Friday here used to be a day for cats and kittens, and it still is, but I have recently been broadening it out to give other non-feline creatures a mention. Which I do anyway, but now it’s official. So, this Friday, I show you a pig, photoed by me about a year ago:
This pig was to be seen outside Casa Manolo in the King’s Road. There are several Casa Manolos in various parts of London, and it took me a while to work out which Casa Manola this was. (I had photoed the shop sign, but had no record of which road I was in.) But the photo here is definitely of the same group of shops in one of my photos. No pig in that photo though. Either the pig is now gone, or, more probably, the photo at the other end of that link was taken before the pig arrived. Or, the pig lives indoors and only comes out sometimes.
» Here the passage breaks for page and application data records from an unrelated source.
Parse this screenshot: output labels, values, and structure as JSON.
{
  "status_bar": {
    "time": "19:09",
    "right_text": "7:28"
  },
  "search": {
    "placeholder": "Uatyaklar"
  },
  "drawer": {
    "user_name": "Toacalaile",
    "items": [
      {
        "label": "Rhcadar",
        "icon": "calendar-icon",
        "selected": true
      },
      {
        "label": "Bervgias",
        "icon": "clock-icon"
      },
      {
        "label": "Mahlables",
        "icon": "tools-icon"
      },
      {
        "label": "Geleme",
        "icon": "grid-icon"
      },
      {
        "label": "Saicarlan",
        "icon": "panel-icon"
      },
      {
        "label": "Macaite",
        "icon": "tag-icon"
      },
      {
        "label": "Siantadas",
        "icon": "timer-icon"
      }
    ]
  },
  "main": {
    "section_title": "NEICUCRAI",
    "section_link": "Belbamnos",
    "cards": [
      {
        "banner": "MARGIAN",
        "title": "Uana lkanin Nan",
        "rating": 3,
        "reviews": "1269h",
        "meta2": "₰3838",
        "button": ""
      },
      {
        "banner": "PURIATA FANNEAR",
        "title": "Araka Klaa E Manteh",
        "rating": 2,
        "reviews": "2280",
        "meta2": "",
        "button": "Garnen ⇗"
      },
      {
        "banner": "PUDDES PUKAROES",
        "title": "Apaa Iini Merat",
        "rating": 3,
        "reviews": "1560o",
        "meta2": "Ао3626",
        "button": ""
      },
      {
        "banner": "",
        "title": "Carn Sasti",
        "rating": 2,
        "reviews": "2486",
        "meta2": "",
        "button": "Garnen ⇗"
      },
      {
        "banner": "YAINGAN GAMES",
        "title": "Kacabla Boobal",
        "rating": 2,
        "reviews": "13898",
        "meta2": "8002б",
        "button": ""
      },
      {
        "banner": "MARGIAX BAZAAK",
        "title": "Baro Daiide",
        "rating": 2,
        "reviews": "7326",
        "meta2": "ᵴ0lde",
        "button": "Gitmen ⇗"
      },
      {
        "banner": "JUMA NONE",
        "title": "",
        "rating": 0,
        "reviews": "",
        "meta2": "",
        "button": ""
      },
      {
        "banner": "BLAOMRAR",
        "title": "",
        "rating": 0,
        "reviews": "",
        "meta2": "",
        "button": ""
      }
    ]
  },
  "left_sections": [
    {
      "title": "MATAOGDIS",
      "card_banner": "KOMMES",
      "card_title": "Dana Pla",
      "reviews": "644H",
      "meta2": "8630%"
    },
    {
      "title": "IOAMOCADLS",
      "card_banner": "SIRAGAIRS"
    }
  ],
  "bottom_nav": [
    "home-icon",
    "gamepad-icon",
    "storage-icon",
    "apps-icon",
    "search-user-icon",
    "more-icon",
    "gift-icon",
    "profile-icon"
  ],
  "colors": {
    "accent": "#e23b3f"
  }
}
And here are a couple of dogs, in Tottenham Court Road a few days ago, in the entrance to Heal’s. I don’t know what they are supposed to be doing there. “Chanel” says they’re advertising perfume, but that seems strange. Whatever, I like them:
It’s like someone saw a dog with one of those muzzles on it, and thought: I could make an entire dog that way.
There is also a cat inside Heal’s, advertised outside, which Heal’s claims is famous, even “infamous”. More about that (maybe – I promise nothing) after I’ve taken a look at it myself, and had a go at photoing it.
I realise that none of these creatures is actually alive, but that’s what comes of living in London. Plenty of alive creatures, but also plenty of pretend ones.
I also realise that all the Art in these photos (see below) is in what is photoed. But that’s fine.